Employers in California are bound by a series of state and federal laws that dictate the treatment of employees. Everything from the questions that can be asked on a job application to grounds for termination, if an employer isn't careful, they could find themselves breaking the law and facing consequences as a result. Using the example of an employee's immigration status, we can see this fact in action.
Because of the rising awareness of employment laws, many workers across the nation, including here in California, have started watching every step business' make. In some cases, a company may be under such intense scrutiny that workers believe the company is violating the law when in fact they are in full compliance. As you can imagine, this can create immense tension between workers and the company they work for. Sometimes, this can even lead to litigation as well.
Whether you're a business owner or an employee here in California, it's important to have at least a general understanding of business and employment law. That's because having a familiarity with the law can help you recognize situations in which a person or business may be violating the law. More importantly, it will help prevent you or your business from violating the law.
Every couple of years, the topic of minimum wage is bound to come up in conversations, pitting workers against political figures who may disagree on whether raising the minimum wage is a good idea or not. 2014 was one such year, which also resulted in a public address from the president who urged Congress to consider passing legislation that would change the federal minimum wage from $7.25 to $10.10, potentially affecting some 28 million Americans in the process.
The conduct of an employee while they are with a business and after they leave the business can have some rather significant effects on the business as a whole. This is one of the reasons why business owners often put a great deal of time and energy into the content of their contractual agreements with employees. There are many types of agreements a business owner might ask an employee to sign when the employee starts with the business, such as an employment contract, non-compete agreements and confidentiality agreements.

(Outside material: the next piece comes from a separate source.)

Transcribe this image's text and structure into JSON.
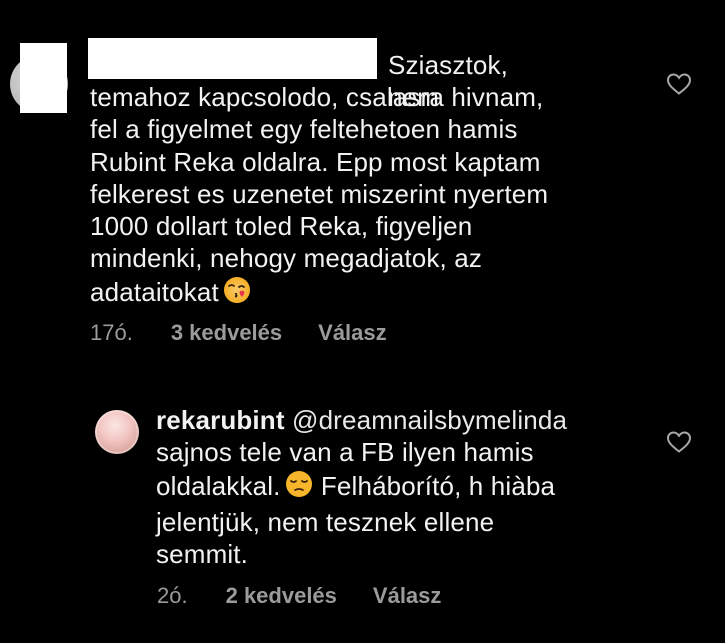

As Lenora Lapidus, director of Women's Rights Project at the American Civil Liberties Union, said it best, "pregnant women should never have to choose between their job and their pregnancy." As you may know, this was one of the very things that the addition of pregnancy discrimination to Title VII of the Civil Rights Act was supposed to put an end to. But as the case of Young v. United Parcel Service illustrates, such a decision is still facing women across the nation, even though legislation has been in place since 1978 to prevent it.
When news first broke four years ago on the suspension of a Fox News broadcaster for using the N-word during a staff meeting, there were immediately two opposing sides to the issue:
A lot of entrepreneurs consider owning and running their own business to be an exciting adventure. Not only do you get to help your product or service grow and prosper, you get to dabble in other things, such as the law, which can be just as exciting (and important) as keeping your business alive.
The law has always presented a unique challenge for businesses across the nation. Not only are they bound by federal laws but those of the states in which they operate their business as well. But owners and managers not only want to make sure that they are following the law but that their employees are as well. Oftentimes, this requires discussions with a skilled attorney who is able to explain the laws at hand and when a violation has occurred.
Since the introduction of Title VII of the Civil Rights Act of 1964, Americans enjoy a lot more protections in the workplace -- more specifically, protection from discrimination based on age, sex, race, skin color and national origin. But even with this federal law in place, some employers and employees still participate in discriminatory behavior that can open companies up to civil lawsuits later on.